The way women get treated in the media, on the internet, casually, is, among many other things, a serious failure of empathy in our society. Women who speak out, who dare to exist and have opinions, get rape and death threats, get slut-shamed, get pictures of their bodies leaked on the internet. The failure of empathy gets repeated, again and again, by organizations and institutions that see rape threats (or actual rape) as a cost of doing business and nothing worth acting upon.
You don’t matter, these institutions say.
And girls hear the message, again and again.
The girls are not all right. They wage wars on their own bodies, and should they dare to speak out about something, people will wage war against them.
Books for girls matter. Books for kids, teenagers matter. And that’s why we write them.
That’s why we tend to bristle when people come in to eruditely piss in our sandbox. It never occurs to people like Scott and Beha that we might be choosing to write for young readers for reasons other than money or our own mediocre skills. (Or as some kind of female hobby, like pianoforte and needlepoint.) But, see, to those of us who write for children and young adults, men and women, this isn’t a market. These are people. We are writing for someone. And they deserve the best we can give them of ourselves.

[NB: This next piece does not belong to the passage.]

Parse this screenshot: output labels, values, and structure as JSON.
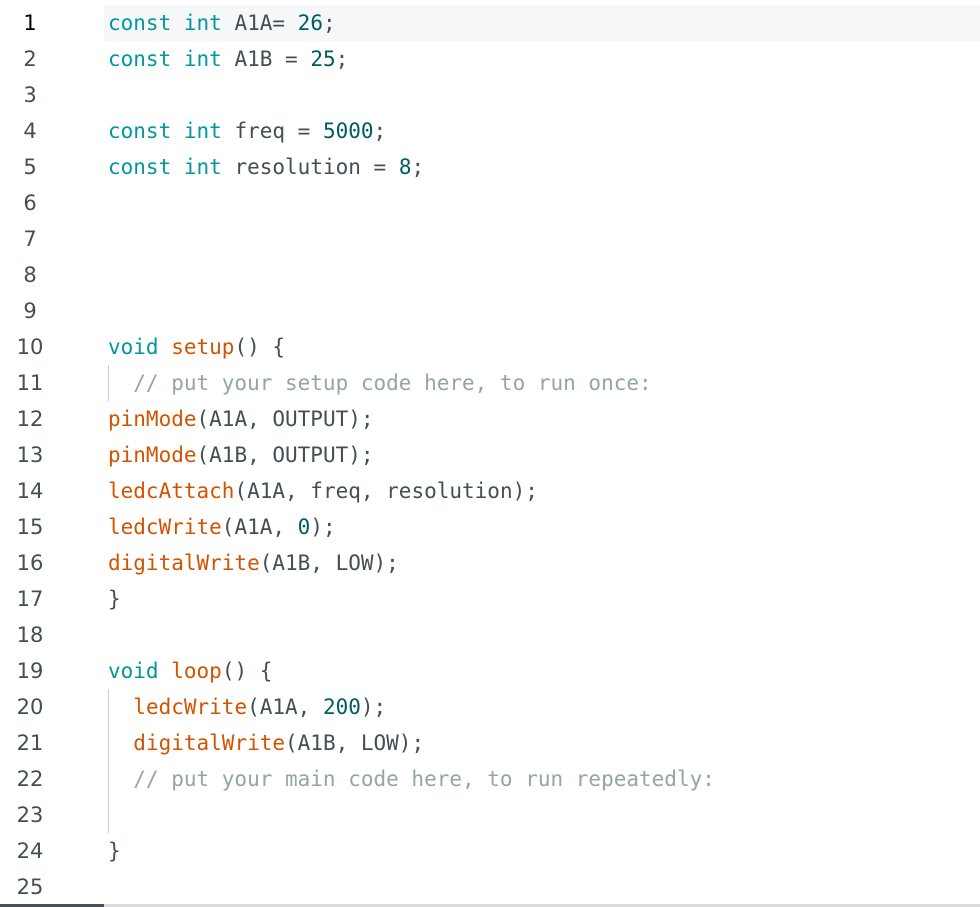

We write for young readers because we care deeply about our readers. We work hard because we give a damn. We pick our words and sentences and forms to serve our stories in the best way we can—not to talk down to readers, but to talk up to them."